**Materials provided**
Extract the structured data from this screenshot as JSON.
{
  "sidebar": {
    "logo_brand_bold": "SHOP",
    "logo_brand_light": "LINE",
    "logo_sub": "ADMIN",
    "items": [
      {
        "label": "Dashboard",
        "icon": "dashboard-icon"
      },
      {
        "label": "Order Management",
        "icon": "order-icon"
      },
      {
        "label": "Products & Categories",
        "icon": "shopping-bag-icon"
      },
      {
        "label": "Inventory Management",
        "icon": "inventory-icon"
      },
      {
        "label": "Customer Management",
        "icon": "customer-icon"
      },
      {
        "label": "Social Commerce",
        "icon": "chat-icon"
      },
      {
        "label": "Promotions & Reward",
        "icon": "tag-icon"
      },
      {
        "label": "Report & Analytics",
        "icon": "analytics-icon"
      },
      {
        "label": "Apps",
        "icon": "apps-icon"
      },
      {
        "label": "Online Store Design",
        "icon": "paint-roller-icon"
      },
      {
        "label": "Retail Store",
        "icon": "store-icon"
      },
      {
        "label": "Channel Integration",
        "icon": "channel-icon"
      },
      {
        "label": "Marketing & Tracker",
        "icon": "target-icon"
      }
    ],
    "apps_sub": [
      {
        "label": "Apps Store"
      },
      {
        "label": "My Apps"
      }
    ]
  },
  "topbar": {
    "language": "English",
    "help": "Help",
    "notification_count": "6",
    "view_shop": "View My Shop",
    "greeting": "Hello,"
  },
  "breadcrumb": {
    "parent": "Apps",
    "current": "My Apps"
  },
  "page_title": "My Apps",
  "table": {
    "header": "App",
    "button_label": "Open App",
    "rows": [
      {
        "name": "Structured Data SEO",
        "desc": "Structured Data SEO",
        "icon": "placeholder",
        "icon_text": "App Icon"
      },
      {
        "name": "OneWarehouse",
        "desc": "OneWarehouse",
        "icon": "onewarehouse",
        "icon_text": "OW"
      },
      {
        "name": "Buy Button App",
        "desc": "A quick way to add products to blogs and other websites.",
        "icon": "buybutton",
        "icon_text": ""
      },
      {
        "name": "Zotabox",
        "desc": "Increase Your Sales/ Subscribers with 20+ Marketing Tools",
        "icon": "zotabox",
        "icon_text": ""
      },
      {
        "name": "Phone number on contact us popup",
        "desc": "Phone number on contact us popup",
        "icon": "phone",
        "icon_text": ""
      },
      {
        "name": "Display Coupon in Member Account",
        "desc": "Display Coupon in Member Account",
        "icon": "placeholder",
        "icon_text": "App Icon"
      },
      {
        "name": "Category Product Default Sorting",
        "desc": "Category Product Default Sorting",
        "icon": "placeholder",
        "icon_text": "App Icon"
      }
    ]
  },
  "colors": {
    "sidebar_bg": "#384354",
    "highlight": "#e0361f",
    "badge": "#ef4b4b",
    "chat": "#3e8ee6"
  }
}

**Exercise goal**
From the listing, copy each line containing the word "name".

**Completed task**
        "name": "Structured Data SEO",
        "name": "OneWarehouse",
        "name": "Buy Button App",
        "name": "Zotabox",
        "name": "Phone number on contact us popup",
        "name": "Display Coupon in Member Account",
        "name": "Category Product Default Sorting",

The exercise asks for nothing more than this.